The food industry has been asked to cut overall calorie content for most food categories by a fifth, by bringing down the size of foods sold, or their formulation, to remove fat and sugar.
And they have been told that the maximum calorie content of specific products “should not exceed the 75th percentile of the current range of products on the market”.
As a result, a portion of chips should be capped at 270 calories, with a ready meal limited to 570 calories, crisps down to 205 calories, and a sandwich containing a maximum of 580 calories.
Officials said the targets – part of the Government’s obesity strategy – have a “renewed urgency” given the links between excess weight and severity of Covid.
Obesity can double the risk of dying from the virus.
Critics accused health chiefs of a “quixotic crusade to take the flavour out of food”.
But health campaigners said the voluntary measures did not go far enough.
Public Health Minister Jo Churchill said: “We can all do our bit to stay healthy, to help protect us from coronavirus and take pressure off the NHS.
“The food industry can play their part, by making it as easy as possible for everyone to eat more healthily.

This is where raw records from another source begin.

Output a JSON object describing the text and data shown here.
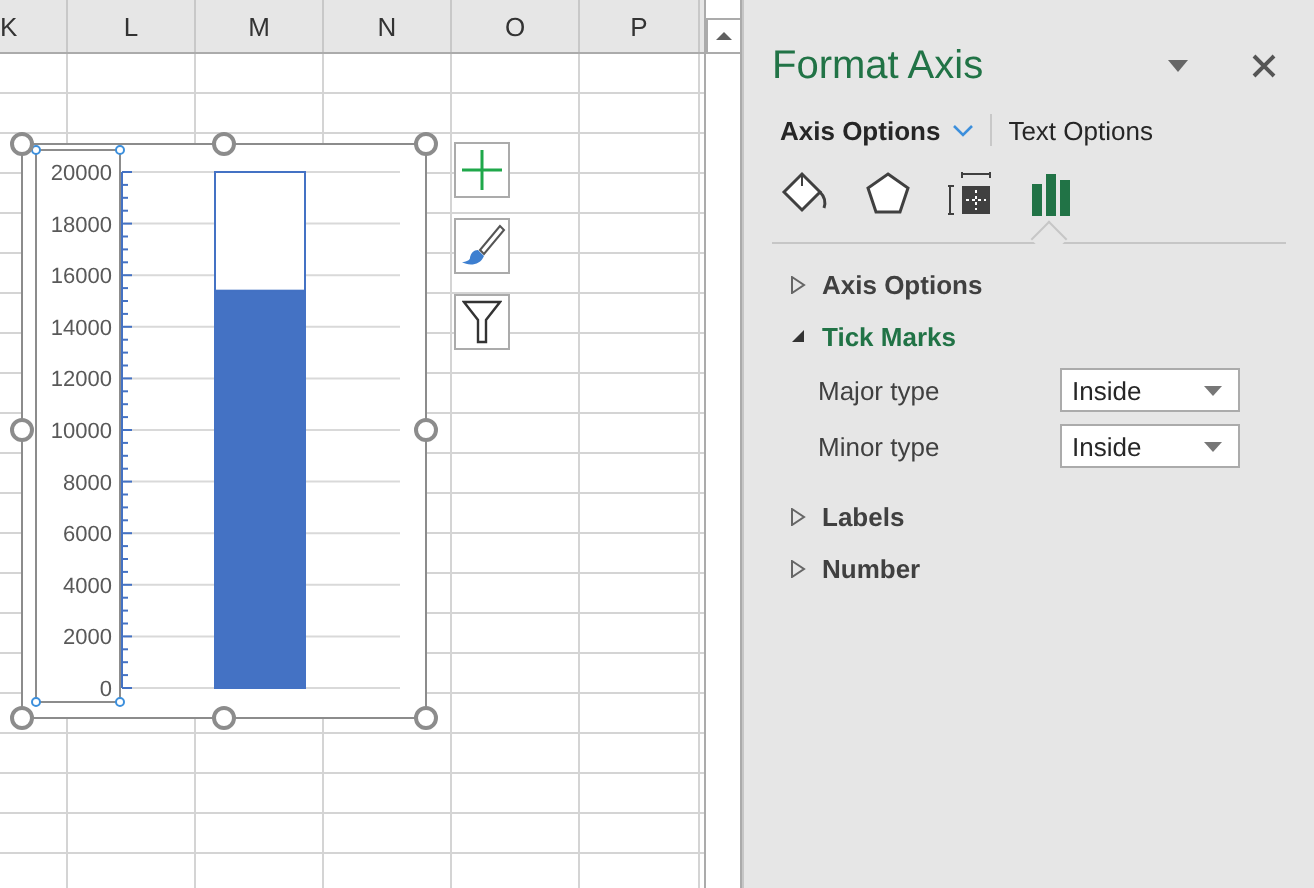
{
  "sheet": {
    "columns": [
      "K",
      "L",
      "M",
      "N",
      "O",
      "P"
    ],
    "chart": {
      "chart_data": {
        "type": "bar",
        "ylim": [
          0,
          20000
        ],
        "yticks": [
          0,
          2000,
          4000,
          6000,
          8000,
          10000,
          12000,
          14000,
          16000,
          18000,
          20000
        ],
        "stacked": true,
        "grid": true,
        "series": [
          {
            "color": "#4472c4",
            "values": [
              15400
            ]
          },
          {
            "color": "#ffffff",
            "values": [
              4600
            ]
          }
        ]
      }
    }
  },
  "panel": {
    "title": "Format Axis",
    "option_tabs": [
      {
        "label": "Axis Options",
        "selected": true
      },
      {
        "label": "Text Options",
        "selected": false
      }
    ],
    "icon_tabs": [
      {
        "kind": "fill",
        "selected": false
      },
      {
        "kind": "effects",
        "selected": false
      },
      {
        "kind": "size",
        "selected": false
      },
      {
        "kind": "options",
        "selected": true
      }
    ],
    "sections": [
      {
        "label": "Axis Options",
        "expanded": false
      },
      {
        "label": "Tick Marks",
        "expanded": true,
        "fields": [
          {
            "label": "Major type",
            "value": "Inside"
          },
          {
            "label": "Minor type",
            "value": "Inside"
          }
        ]
      },
      {
        "label": "Labels",
        "expanded": false
      },
      {
        "label": "Number",
        "expanded": false
      }
    ]
  }
}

These guidelines will help them take positive action.”
The 59-page guidance sets out recommended limits for a host of foods sold in restaurants, supermarkets and takeaways
Pizzas should be no more than 1,230 calories, it says, regardless of whether they are bought.
Breaded and battered products such as scampi should be no more than 320 calories, it says.
And a “meal centre” – such as a beef casserole, which might be accompanied with side dishes – should be restricted to 410 calories it says.